Men involved in murder-suicides are often seeking revenge or vindication.
“Society has dealt with men being irrational since the beginning of time,” Treadway said. “But the idea that a mother could do this violates our very notion of motherhood. And that’s a safety net that we all cling to.”
When it happens, people are left with anger, confusion and the big question - why?
“When something like this happens, it happens to all of us,” Quinnett said.
Residents of Rigby, a small town in southeastern Idaho, are still bewildered by a murder-suicide that shook the community nearly three years ago.
One day in late December 1994, 44-year-old Mary Myers killed her two sons and a neighbor girl before shooting herself in the head with the same .22-caliber pistol.
“There were many, many people who were shocked by it, including me,” said Jefferson County Sheriff Blair Olsen. “I can feel for you guys up there. It sets everybody back as a community.”
Myers left a note in which she took responsibility for the planned bloodshed, but she didn’t explain why she did it, Olsen said.
“We never determined, and probably never will, what pushed her to do something like that,” he said. “That question still lingers up here.”

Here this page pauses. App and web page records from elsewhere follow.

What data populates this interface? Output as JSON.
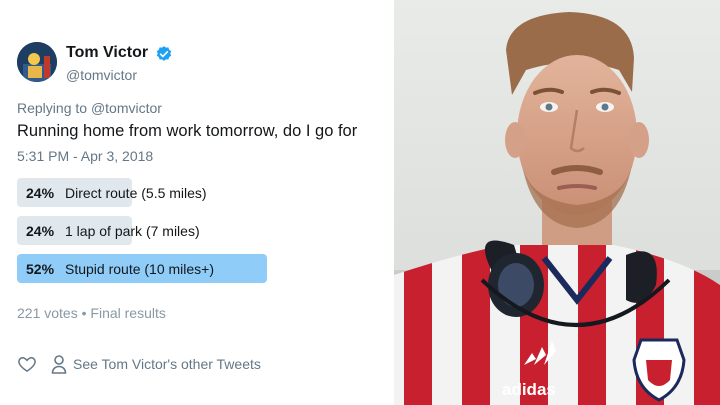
{
  "tweet": {
    "display_name": "Tom Victor",
    "handle": "@tomvictor",
    "replying_prefix": "Replying to",
    "replying_handle": "@tomvictor",
    "text": "Running home from work tomorrow, do I go for",
    "timestamp": "5:31 PM - Apr 3, 2018",
    "verified_icon": "verified-badge-icon",
    "accent_color": "#1da1f2"
  },
  "poll": {
    "options": [
      {
        "percent": "24%",
        "label": "Direct route (5.5 miles)",
        "share": 0.24,
        "winner": false
      },
      {
        "percent": "24%",
        "label": "1 lap of park (7 miles)",
        "share": 0.24,
        "winner": false
      },
      {
        "percent": "52%",
        "label": "Stupid route (10 miles+)",
        "share": 0.52,
        "winner": true
      }
    ],
    "votes": "221 votes",
    "separator": "•",
    "status": "Final results",
    "bar_color": "#e1e8ed",
    "winner_color": "#8fcdf8"
  },
  "actions": {
    "like_icon": "heart-icon",
    "profile_icon": "person-icon",
    "see_more": "See Tom Victor's other Tweets"
  },
  "photo": {
    "description_icon": "selfie-photo",
    "jersey_logo_text": "adidas"
  }
}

At a memorial service in Spokane Wednesday, the Rev. Paul Rodkey of Bethany Presbyterian Church asked friends and family of the Eiks not to speculate about what drove Debra lEik to such desperate measures. “Stop asking why,” he said.
Instead, Rodkey urged, loved ones should honor Brandon and Debra Eik and address their own despair.
“If you have darkness, in the name of God deal with it,” he said. “If we don’t learn and grow from this tragedy, then it will have been a waste.”
, DataTimes MEMO: This sidebar appeared with the story: SUICIDE PREVENTION Suicide is the ninth-leading cause of deaths in the United States, yet little money is spent on prevention. A resolution that recently passed the House of Representatives would declare suicide prevention a national priority and encourage development of prevention programs. For more information, contact the Suicide Prevention Advocacy Network, 5034 Odins Way, Marietta, Ga. 30068. Call (888) 649-1366.